Pour It Out
A United Front
Give Drink to the Thirsty
Lay It All Down
Dance First, Think Later
All Best Intentions
Hold My Hand
What Fools These Mortals Be
Where You Find Me
Storms and Rainbows
Netflix’s latest drama Sweet Magnolias takes all the usual tropes inherent in Lifetime, Hallmark and CW shows and smooshes them together into a syrupy slice of life drama. With a host of diverse characters wrapped up in their own issues throughout the series, Sweet Magnolias relies heavily on its characters to push the narrative forward.
Based on the series of novels by Sherryl Woods, Sweet Magnolias spends its first episode getting you acquainted to the residents of the fictional town of Serenity before splitting each chapter after that up into thirds to focus on the issues each of our trio of ladies fronting this series faces.
Recently divorced Maddie tries to move on from her ex Bill who has already shacked up with a new love interest. Dana Sue works at a restaurant and faces a tough decision to make regarding her head chef while Helen works as a lawyer. Together, they decide to open a brand new spa in town but along the way are forced to deal with small-town gossip, romantic issues and all manner of soapy, breezy drama that consume this town.
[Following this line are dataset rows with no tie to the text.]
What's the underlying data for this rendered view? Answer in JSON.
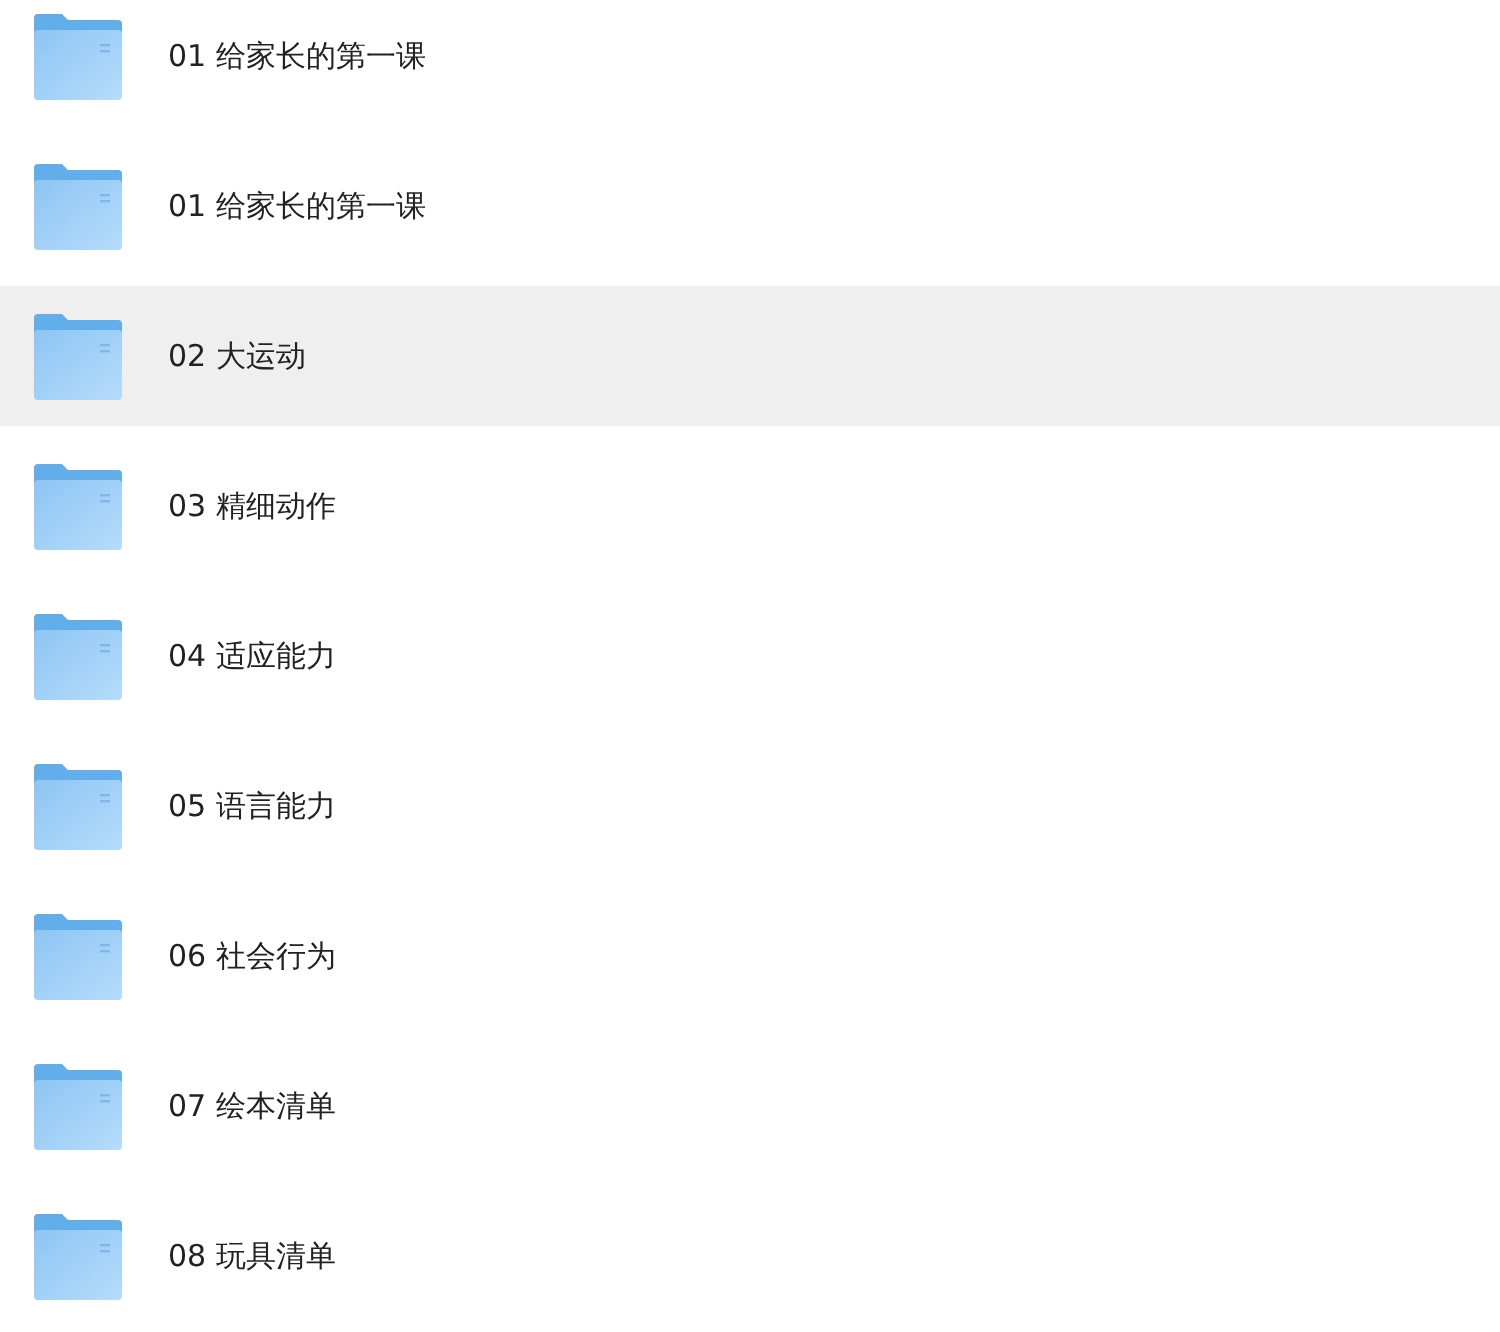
{
  "folders": [
    {
      "name": "01 给家长的第一课",
      "selected": false
    },
    {
      "name": "01 给家长的第一课",
      "selected": false
    },
    {
      "name": "02 大运动",
      "selected": true
    },
    {
      "name": "03 精细动作",
      "selected": false
    },
    {
      "name": "04 适应能力",
      "selected": false
    },
    {
      "name": "05 语言能力",
      "selected": false
    },
    {
      "name": "06 社会行为",
      "selected": false
    },
    {
      "name": "07 绘本清单",
      "selected": false
    },
    {
      "name": "08 玩具清单",
      "selected": false
    }
  ]
}
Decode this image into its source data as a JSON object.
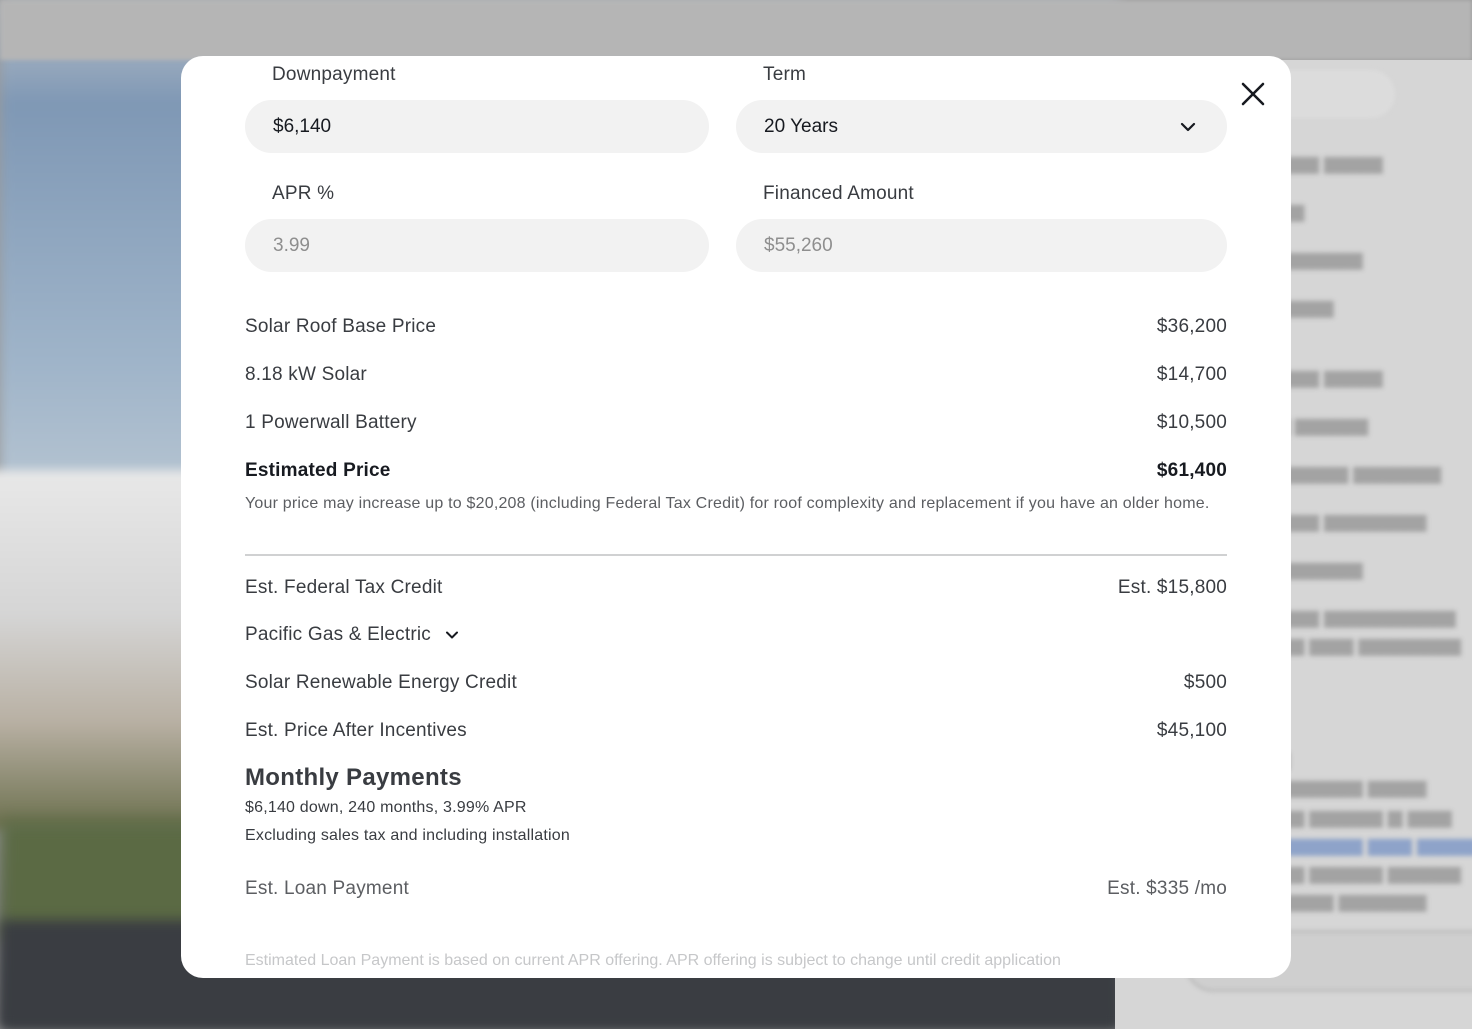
{
  "form": {
    "downpayment": {
      "label": "Downpayment",
      "value": "$6,140"
    },
    "term": {
      "label": "Term",
      "value": "20 Years",
      "icon": "chevron-down-icon"
    },
    "apr": {
      "label": "APR %",
      "placeholder": "3.99"
    },
    "financed": {
      "label": "Financed Amount",
      "placeholder": "$55,260"
    }
  },
  "pricing": {
    "items": [
      {
        "label": "Solar Roof Base Price",
        "value": "$36,200"
      },
      {
        "label": "8.18 kW Solar",
        "value": "$14,700"
      },
      {
        "label": "1 Powerwall Battery",
        "value": "$10,500"
      }
    ],
    "estimated": {
      "label": "Estimated Price",
      "value": "$61,400"
    },
    "disclaimer": "Your price may increase up to $20,208 (including Federal Tax Credit) for roof complexity and replacement if you have an older home."
  },
  "incentives": {
    "federal": {
      "label": "Est. Federal Tax Credit",
      "value": "Est. $15,800"
    },
    "utility": {
      "label": "Pacific Gas & Electric",
      "icon": "chevron-down-icon"
    },
    "srec": {
      "label": "Solar Renewable Energy Credit",
      "value": "$500"
    },
    "after": {
      "label": "Est. Price After Incentives",
      "value": "$45,100"
    }
  },
  "monthly": {
    "title": "Monthly Payments",
    "line1": "$6,140 down, 240 months, 3.99% APR",
    "line2": "Excluding sales tax and including installation",
    "loan_label": "Est. Loan Payment",
    "loan_value": "Est. $335 /mo",
    "footnote": "Estimated Loan Payment is based on current APR offering. APR offering is subject to change until credit application"
  },
  "close": {
    "icon": "close-icon"
  },
  "colors": {
    "modal_bg": "#ffffff",
    "field_bg": "#f2f2f2",
    "text": "#393c41",
    "muted": "#8e8e8e"
  }
}
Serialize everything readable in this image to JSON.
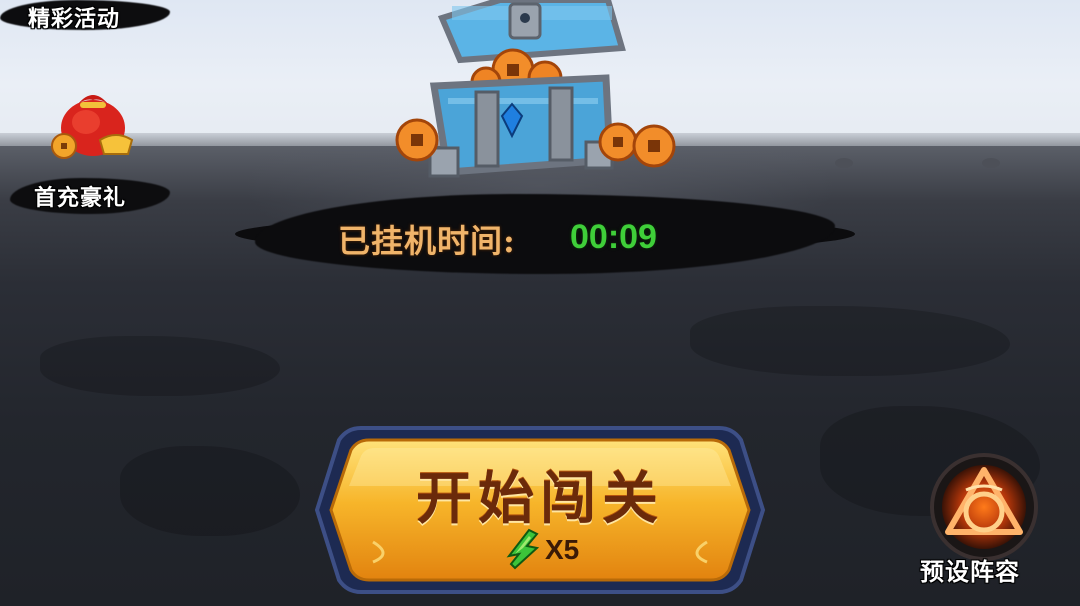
{
  "events": {
    "label": "精彩活动"
  },
  "first_recharge": {
    "label": "首充豪礼",
    "icon": "red-gift-bag-icon"
  },
  "treasure": {
    "icon": "treasure-chest-icon"
  },
  "idle": {
    "label": "已挂机时间:",
    "value": "00:09"
  },
  "start": {
    "label": "开始闯关",
    "cost": "X5",
    "cost_icon": "green-lightning-energy-icon"
  },
  "preset": {
    "label": "预设阵容",
    "icon": "formation-emblem-icon"
  },
  "colors": {
    "idle_label": "#f0b46a",
    "idle_value": "#3fcf39",
    "button_gold": "#f7a81f",
    "button_text": "#6b2a0a"
  }
}
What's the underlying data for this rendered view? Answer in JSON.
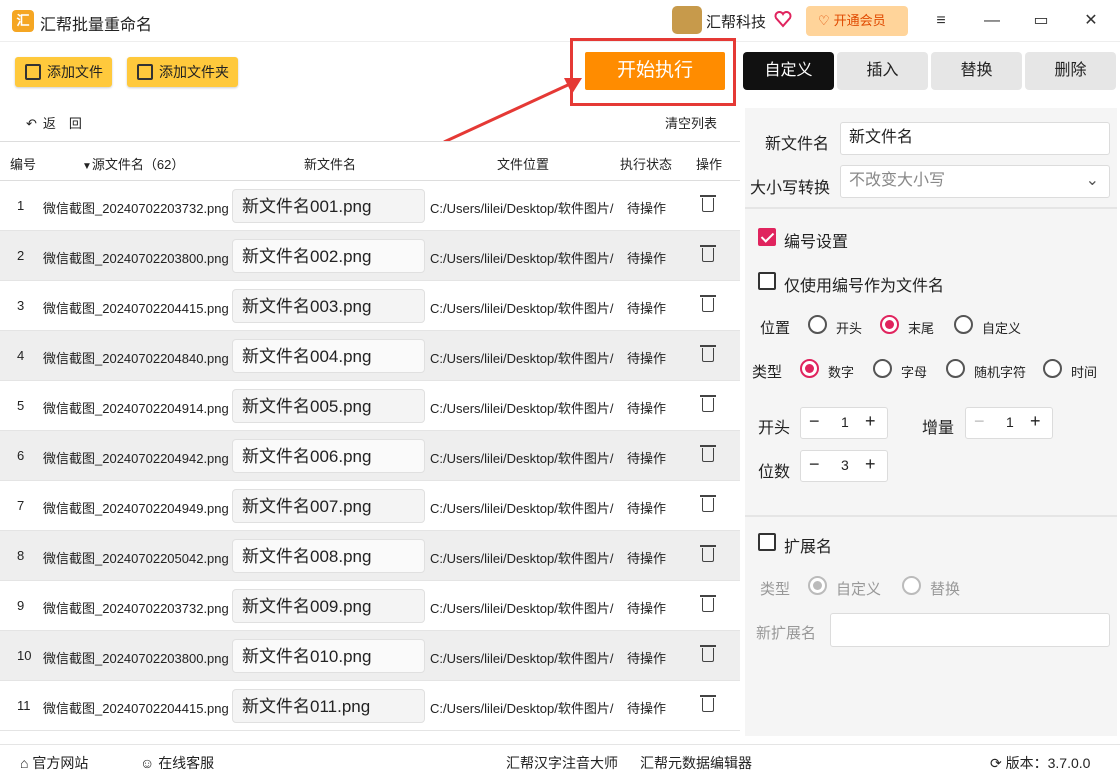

It’s all very simple stuff and at times pretty cliched too. There’s nothing here that’s particularly challenging and against more melodramatic set-ups and efforts on the streaming platform, Sweet Magnolias is a little too sweet for its own good.
To be fair, the series does start to ramp up the tension a bit toward the end of this sleepy drama but this is also one of those shows that feels designed to appeal to the sort of demographic that would throw this on as background noise to dip in and out of.
That’s a shame though because visually Magnolias looks great. The vibrant colour palette helps each scene pop, the composition is pretty good throughout and the understated musical score that accompanies much of the slice of life shenanigans help to keep things moving at a consistent pace.
The characters do have rounded arcs through the season and Maddie’s kids have their own storylines too which helps to pad out the run-time. 10 episodes does feel a tad too long but if you’re sold on this premise and tone after the first couple of episodes you’ll almost certainly see this one through to the end.
Ultimately though Sweet Magnolias feels a little too nice for its own good. There’s little in the way of sustained, dramatic spikes of tension nor are there any wild twists or turns along the way. This is one of those shows that has a very specific audience in mind and if you’re not in that demographic it’s unlikely you’ll stick around for the long haul.
That’s not to say the series is bad (there’s a reason Hallmark and Lifetime movies continue to churn out new titles every year) but it’s also not a particularly good or memorable drama either. Sweet Magnolias is the packet mix equivalent of cake baking. Sure it may be edible by the end but it’s unlikely to remain an experience that sticks with you when you could bake something far better from scratch.